According to a statement from the governorship on Thursday, disinfection efforts and other measures against the spread of the illness continue to be implemented in the area, which was earlier liberated from terrorist groups as part of Turkey's Operation Peace Spring. The work is to continue under the supervision of the Syria Support and Coordination Center (SUDKOM), a statement from the Şanlıurfa governorship added.
As part of these efforts, a workshop has been established in the town, staffed by local women with the support of the town’s local assembly. The women have had to pass medical checkups, while the workshop itself has been certified to host the highest hygienic standards.
Ras al-Ayn coordinator and District Gov. Erdinç Dolu, who inspected the workplace, stated that they had launched the mask facility in order to also help bring life back to normal in the region as soon as possible.
Stating that there had been no cases yet recorded in the town, Dolu said that measures would still remain at the highest level. According to the district governor, 1,000 masks will be produced by 12 trainee women every day at the workshop.
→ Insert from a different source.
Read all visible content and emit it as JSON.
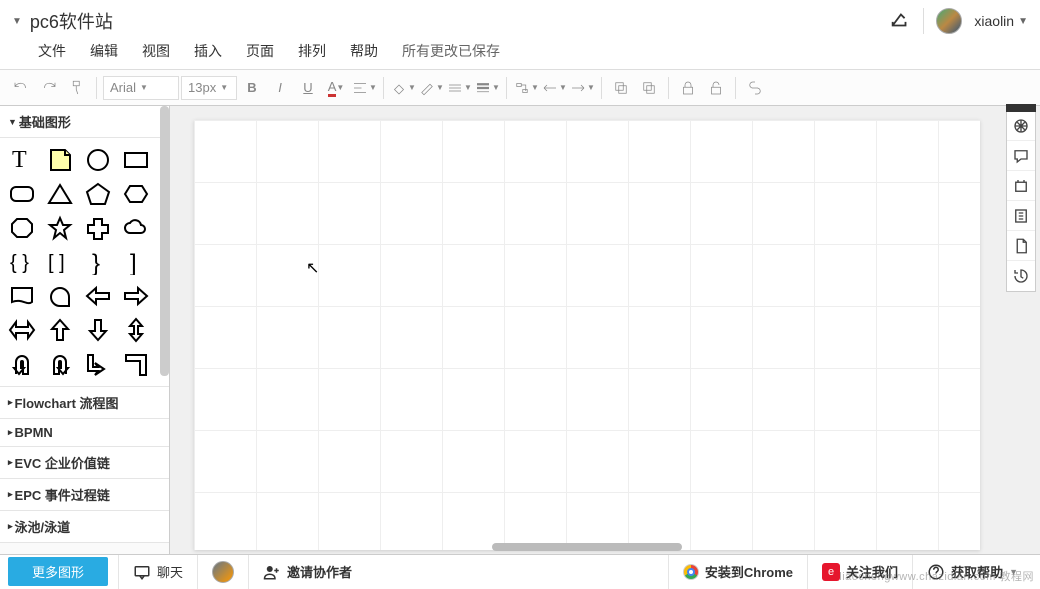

Access in and out of the town has already been limited, with thermal cameras having been established at its main access points as part of anti-coronavirus measures. While brochures are being provided to the locals with essential information about the outbreak, Peace Spring FM, a radio channel that transmits from Şanlıurfa in Turkish, Kurdish and Arabic, has been raising awareness about the measures that ought to be taken.
On Oct. 9, Turkey launched Operation Peace Spring to eliminate YPG/PKK terrorists from the area east of the Euphrates river in northern Syria to secure Turkey's borders, aid in the safe return of Syrian refugees and ensure Syria's territorial integrity. As part of two separate deals with the United States and Russia, Turkey paused the operation to allow the withdrawal of YPG/PKK terrorists from the planned northern Syria safe zone. Operation Peace Spring put an end to the YPG/PKK's oppression of the residents of the Tal Abyad and Ras al-Ayn regions, thus allowing for the voluntary return of residents who took refuge in Turkey.
Tal Abyad and Ras al-Ayn, together with other liberated areas, have been put back on the road to normalization thanks to reconstruction efforts. Citizens frequently comment that every day is getting better as a result of such works, which have allowed for the restoration of infrastructure, schools and hospitals, while roads and waterworks have also been repaired.
19 confirmed cases in Syria
Meanwhile, as northern Syria escalates measures against the coronavirus despite a lack of confirmed cases in the area, Russia's RIA news agency reported Friday that so far the Syrian regime had recorded 19 cases in the rest of the country.
The regime has closed border crossings with Lebanon and Jordan, while Damascus International Airport has been closed to commercial traffic since the arrival of a final flight from Moscow. Regime newspapers have issued their last print editions and will now only be available online.
Despite only a small number of cases declared, it is believed that the virus was likely more widespread than first thought, owing to low testing capacity and lack of transparency.
The Syrian Observatory, a Britain-based war monitor, previously said that doctors had received threats from the regime not to disclose cases. "Doctors have been instructed to refer to cases that are suspected to be corona infections as severe pneumonia," said its director Rami Abdulrahman.
Syria's damaged health infrastructure and massive displacement of citizens as a result of attacks by the Bashar Assad regime and Russia make potential containment measures a nearly impossible task.
The constant onslaught has caused the deterioration of the physical health of civilians across the country, where malnutrition and poverty is now widespread. Refugees are now at further risk due to living in overcrowded camps where conditions are ideal for the spread of the virus. Camps are generally in poor condition with a lack of access to water, hygiene, medical aid and food.